    There is a huge difference, emotionally speaking, between a shuttle reentering Earth's atmosphere and incinerating, and what could possibly happen on a manned mission to the Moon or Mars.

    Imagine a scenario where, say, Apollo 17's boosters fail to fire after landing on the moon, dooming the landing crew to run out of oxygen and die on the moon. No amount of Apollo 13-style duct tape heroics can save them. They slowly die as a horrified public watches, and there is nothing that anyone can do to save them. Their bodies remain on the Moon, and every time someone looks up at the night sky, they see dead Americans in adddition to or in place of a crowning human achievement, until a future mission possibly retrieves their bodies.

    Or imagine a manned Mars mission where a critical rocket malfuntions and the crew is doomed to hurtle out into the void of space, and there is NEVER realistically a possibility of retrieving the bodies once they finally die.

    Now, I don't know if this would usher in a new dark age of space exploration, because it has never happened. I'm not advocating against human space exploration either. Clearly, for all of our costly fleshly limitations, humans are by far still the greatest possible conductors of science and exploration.

    However, it is also important to acknowledge that we don't truly know how humanity as a whole would react to the worst that could possibly happen in human space exploration because, thanks to the brilliance of engineers and a good deal of luck, it hasn't happened yet.
  • by THE anonymus coward (92468) on Friday June 20, 2008 @12:01PM (#23874257) Homepage
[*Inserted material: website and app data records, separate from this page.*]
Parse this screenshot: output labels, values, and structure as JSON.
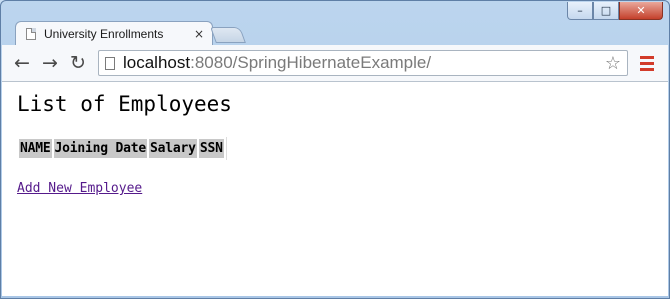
{
  "window": {
    "minimize_glyph": "–",
    "maximize_glyph": "□",
    "close_glyph": "✕"
  },
  "tab": {
    "title": "University Enrollments",
    "close_glyph": "×"
  },
  "toolbar": {
    "back_glyph": "←",
    "forward_glyph": "→",
    "reload_glyph": "↻",
    "url_host": "localhost",
    "url_rest": ":8080/SpringHibernateExample/",
    "star_glyph": "☆"
  },
  "page": {
    "heading": "List of Employees",
    "table_headers": [
      "NAME",
      "Joining Date",
      "Salary",
      "SSN"
    ],
    "add_link": "Add New Employee"
  },
  "colors": {
    "link_visited": "#551a8b",
    "menu_accent": "#d23b2a",
    "header_cell_bg": "#c8c8c8"
  },
  "icons": [
    "page-icon",
    "close-icon",
    "new-tab-icon",
    "back-arrow-icon",
    "forward-arrow-icon",
    "reload-icon",
    "star-icon",
    "menu-icon"
  ]
}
    Just my two cents to add...

    Exploration of the next horizon is part of being human. To stop exploring would be to deny something that is fundamental to who we are. The principle of utility is a horrible metric when the objective is poorly understood....

    For a long time, art made no sense to me, seemed like a waste of time, but it is an expression of human creativity and a reaching for beauty. Unless you care about seeking beauty, art doesn't make sense. Unless you care about seeking the truth of the universe, space exploration doesn't make sense.

    So, the question I would pose to the grandparent is what happened to make you lose interest in exploration? Have you never been curious about what is over the next hill that you haven't seen? Because really, that is what this is all about.

My idea of roughing it turning the air conditioner too low.

Working...